____ MATERIAL FOR THIS EXERCISE

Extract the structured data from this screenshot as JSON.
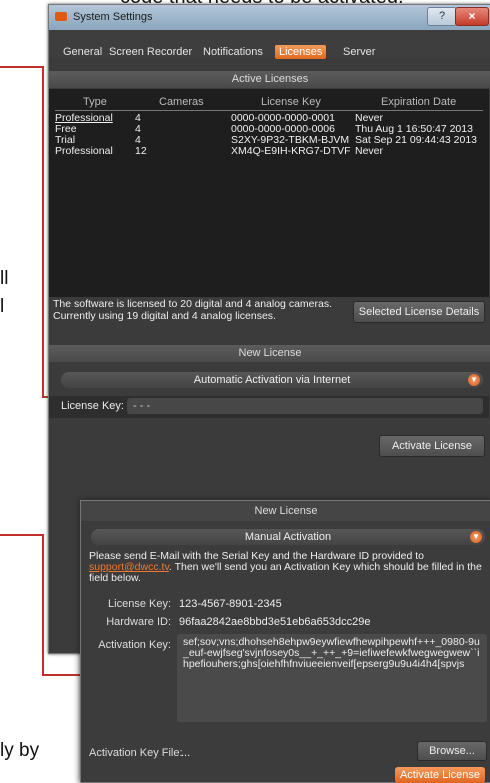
{
  "document": {
    "top_text": "code that needs to be activated.",
    "left_line1": "ll",
    "left_line2": "l",
    "bottom_text": "ly by"
  },
  "window": {
    "title": "System Settings",
    "help_label": "?",
    "close_label": "×"
  },
  "tabs": [
    {
      "label": "General"
    },
    {
      "label": "Screen Recorder"
    },
    {
      "label": "Notifications"
    },
    {
      "label": "Licenses"
    },
    {
      "label": "Server"
    }
  ],
  "active_licenses": {
    "header": "Active Licenses",
    "columns": [
      "Type",
      "Cameras",
      "License Key",
      "Expiration Date"
    ],
    "rows": [
      {
        "type": "Professional",
        "cameras": "4",
        "key": "0000-0000-0000-0001",
        "expiration": "Never"
      },
      {
        "type": "Free",
        "cameras": "4",
        "key": "0000-0000-0000-0006",
        "expiration": "Thu Aug 1 16:50:47 2013"
      },
      {
        "type": "Trial",
        "cameras": "4",
        "key": "S2XY-9P32-TBKM-BJVM",
        "expiration": "Sat Sep 21 09:44:43 2013"
      },
      {
        "type": "Professional",
        "cameras": "12",
        "key": "XM4Q-E9IH-KRG7-DTVF",
        "expiration": "Never"
      }
    ],
    "summary_line1": "The software is licensed to 20 digital and 4 analog cameras.",
    "summary_line2": "Currently using 19 digital and 4 analog licenses.",
    "details_button": "Selected License Details"
  },
  "new_license": {
    "header": "New License",
    "method": "Automatic Activation via Internet",
    "license_key_label": "License Key:",
    "license_key_value": "-   -   -",
    "activate_button": "Activate License"
  },
  "manual_panel": {
    "header": "New License",
    "method": "Manual Activation",
    "instructions_pre": "Please send E-Mail with the Serial Key and the Hardware ID provided to",
    "email": "support@dwcc.tv",
    "instructions_post": ". Then we'll send you an Activation Key which should be filled in the field below.",
    "license_key_label": "License Key:",
    "license_key_value": "123-4567-8901-2345",
    "hardware_id_label": "Hardware ID:",
    "hardware_id_value": "96faa2842ae8bbd3e51eb6a653dcc29e",
    "activation_key_label": "Activation Key:",
    "activation_key_value": "sef;sov;vns;dhohseh8ehpw9eywfiewfhewpihpewhf+++_0980-9u_euf-ewjfseg'svjnfosey0s__+_++_+9=iefiwefewkfwegwegwew``ihpefiouhers;ghs[oiehfhfnviueeienveif[epserg9u9u4i4h4[spvjs",
    "file_label": "Activation Key File:",
    "file_value": "...",
    "browse_button": "Browse...",
    "activate_button": "Activate License"
  },
  "colors": {
    "accent": "#e06a1f",
    "callout": "#c0302a"
  }
}
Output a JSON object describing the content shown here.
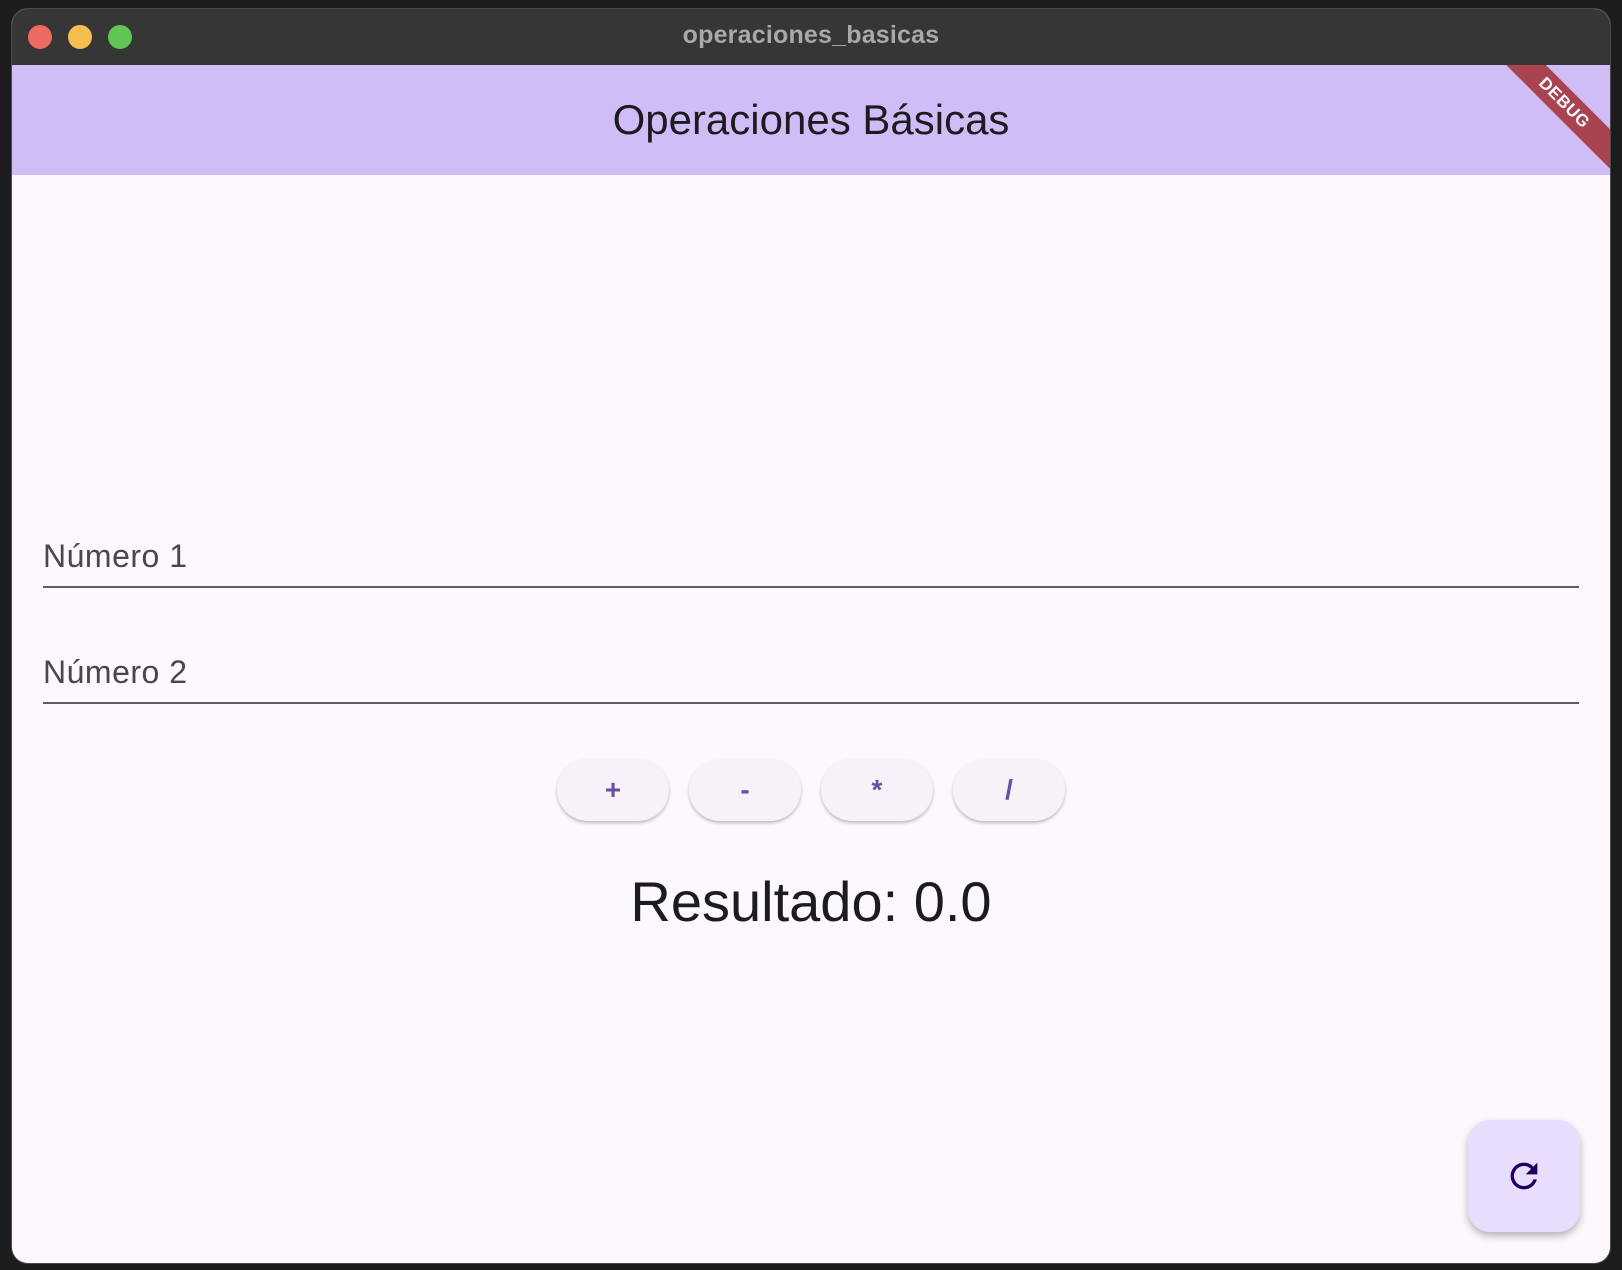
{
  "window": {
    "title": "operaciones_basicas"
  },
  "appbar": {
    "title": "Operaciones Básicas",
    "debug_label": "DEBUG"
  },
  "form": {
    "numero1_label": "Número 1",
    "numero1_value": "",
    "numero2_label": "Número 2",
    "numero2_value": ""
  },
  "operations": [
    {
      "label": "+"
    },
    {
      "label": "-"
    },
    {
      "label": "*"
    },
    {
      "label": "/"
    }
  ],
  "result": {
    "text": "Resultado: 0.0"
  },
  "fab": {
    "icon": "refresh-icon"
  },
  "colors": {
    "appbar": "#d0bcf6",
    "background": "#fdf7fe",
    "accent": "#6750a4",
    "fab": "#e8ddfc",
    "debug_banner": "#a3333a"
  }
}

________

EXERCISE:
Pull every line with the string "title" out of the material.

ANSWER SECTION:
    "title": "System Settings",
    "title": "operaciones_basicas"
    "title": "Operaciones Básicas",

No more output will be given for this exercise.